After extensive renovations, &Beyond Matetsi River Lodge has reopened and no expense has been spared at this expansive property situated along the Zambezi River. There is something about the wide, tranquil Zambezi River that is hypnotic and instantly puts your soul at peace. The lodge, the flowing mighty river left us mesmerized and a tad speechless. These are the moments in life that I find enthralling and rare. Being present and in the moment is something I strive for and rarely obtain. Yet, within 20 minutes of arriving at Matetsi this was exactly the feeling that had overcome me.
Upon arriving at Somalisa Camp, I knew this would rank as one of my favorite Southern African camps. Actually, the photos on the website convinced me that I would love this camp long before I arrived. The camp is stunningly beautiful. You will almost want to skip a game drive to fully luxuriate in the space.
Londolozi is the place where I fell in love with safari. It is the place where I saw my first leopard. It is the place where I met a ranger named Callum who fetched me from the airstrip and transferred me to Founders Camp. That seven minute moment led to a date in Johannesburg a year later. It is fair to say that I have raved about Londolozi to all who will listen. Perhaps it should come as no surprise that my Dad suggested we ring in new years overlooking the bush on the Varty deck after reading the Londolozi blog about their annual New Year Eve’s party. We booked our rooms nearly a year in advance and in the meantime, my parents read the blog daily in anticipation of the trip and I fell in love with that ranger who met me at the airstrip.

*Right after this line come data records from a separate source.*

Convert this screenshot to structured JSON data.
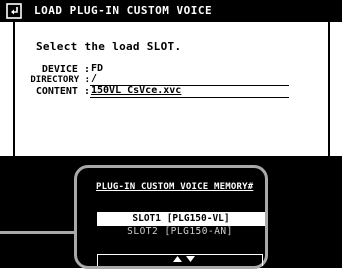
{
  "window": {
    "title": "LOAD PLUG-IN CUSTOM VOICE",
    "icon": "back-arrow-icon"
  },
  "main": {
    "prompt": "Select the load SLOT.",
    "fields": [
      {
        "label": "DEVICE :",
        "value": "FD"
      },
      {
        "label": "DIRECTORY :",
        "value": "/"
      },
      {
        "label": "CONTENT :",
        "value": "150VL CsVce.xvc"
      }
    ]
  },
  "memory_panel": {
    "title": "PLUG-IN CUSTOM VOICE MEMORY#",
    "slots": [
      {
        "label": "SLOT1 [PLG150-VL]",
        "selected": true
      },
      {
        "label": "SLOT2 [PLG150-AN]",
        "selected": false
      }
    ],
    "scroll_icon": "up-down-arrows-icon"
  },
  "colors": {
    "background": "#ffffff",
    "bar": "#000000",
    "highlight_border": "#a9a9a9"
  }
}
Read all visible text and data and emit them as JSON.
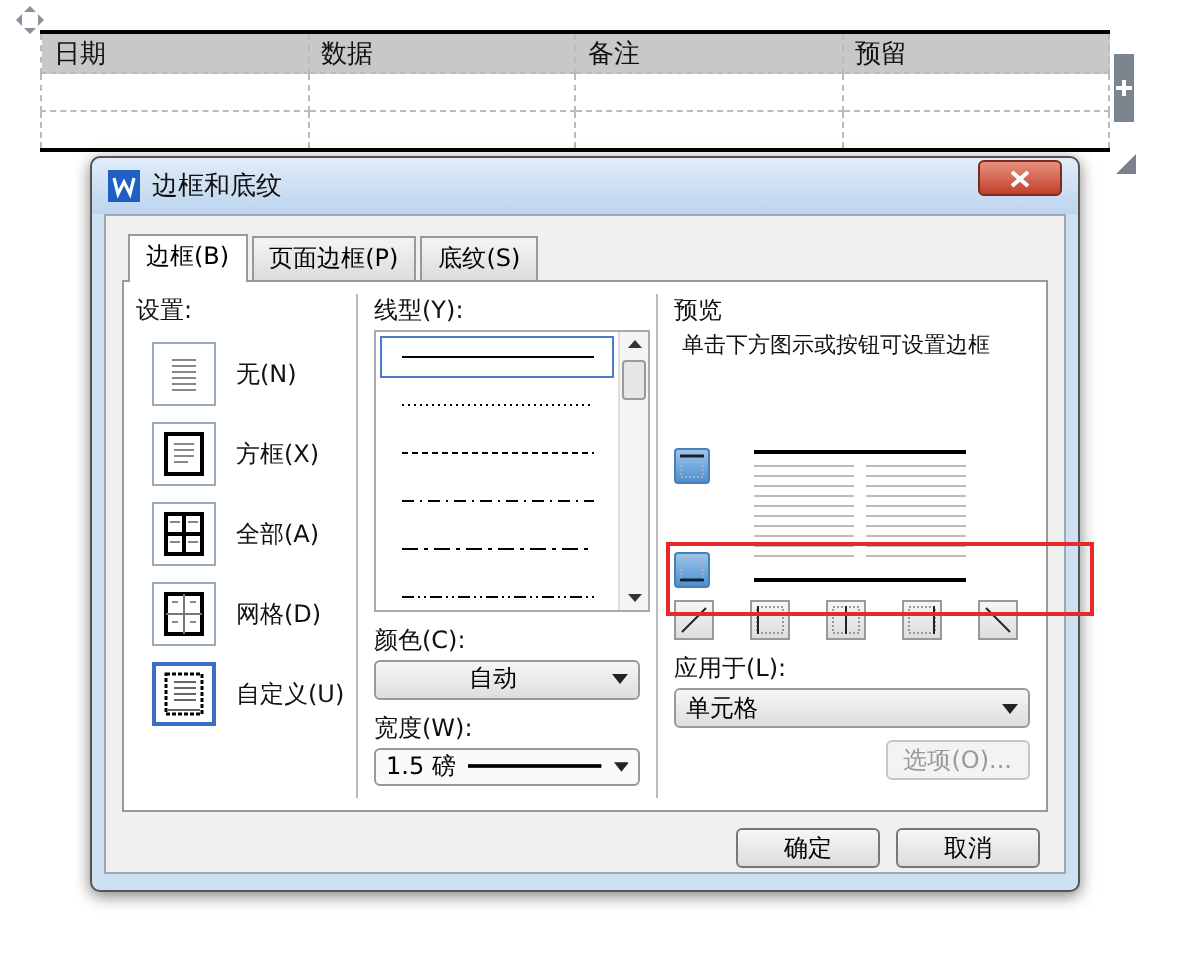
{
  "table": {
    "columns": [
      "日期",
      "数据",
      "备注",
      "预留"
    ]
  },
  "dialog": {
    "title": "边框和底纹",
    "tabs": [
      {
        "label": "边框(B)",
        "selected": true
      },
      {
        "label": "页面边框(P)",
        "selected": false
      },
      {
        "label": "底纹(S)",
        "selected": false
      }
    ],
    "settings": {
      "label": "设置:",
      "items": [
        {
          "kind": "none",
          "label": "无(N)",
          "selected": false
        },
        {
          "kind": "box",
          "label": "方框(X)",
          "selected": false
        },
        {
          "kind": "all",
          "label": "全部(A)",
          "selected": false
        },
        {
          "kind": "grid",
          "label": "网格(D)",
          "selected": false
        },
        {
          "kind": "custom",
          "label": "自定义(U)",
          "selected": true
        }
      ]
    },
    "line_style": {
      "label": "线型(Y):",
      "items": [
        {
          "kind": "solid",
          "selected": true
        },
        {
          "kind": "dotted",
          "selected": false
        },
        {
          "kind": "dashed",
          "selected": false
        },
        {
          "kind": "dash-dot",
          "selected": false
        },
        {
          "kind": "long-dash-dot",
          "selected": false
        },
        {
          "kind": "dash-dot-dot",
          "selected": false
        }
      ]
    },
    "color": {
      "label": "颜色(C):",
      "value": "自动"
    },
    "width": {
      "label": "宽度(W):",
      "value": "1.5 磅"
    },
    "preview": {
      "label": "预览",
      "hint": "单击下方图示或按钮可设置边框"
    },
    "apply_to": {
      "label": "应用于(L):",
      "value": "单元格"
    },
    "options_button": {
      "label": "选项(O)...",
      "disabled": true
    },
    "buttons": [
      "确定",
      "取消"
    ]
  }
}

Neither words nor photos can capture the chaos of the great migration. It is a wildlife spectacle that needs to been seen to understand the scale on which it unfolds. Every year an estimated one and a half million white-bearded wildebeest travel over 300 miles in a giant loop across Kenya and Tanzania in search of fresh grass. Along this trek they birth their young; attempt perilous river crossings where many wildebeest drown or are eaten by crocodiles; and they fall prey to awaiting lions. The entire display is filled with drama and suspense and was something I had wanted to see since I moved to South Africa.
South Luangwa is famed for walking safaris with two notable companies (Norman Carr and Robin Pope) offering multi-day walks or shorter walks between permanent camps. I wasn’t spending enough time in the park to take advantage of either of these options, but Tena Tena, the camp I was staying at, offered walks in place of the standard game drive. Unlike walks I have done in other countries, a walking safari in South Luangwa National Park feels more wild and remote.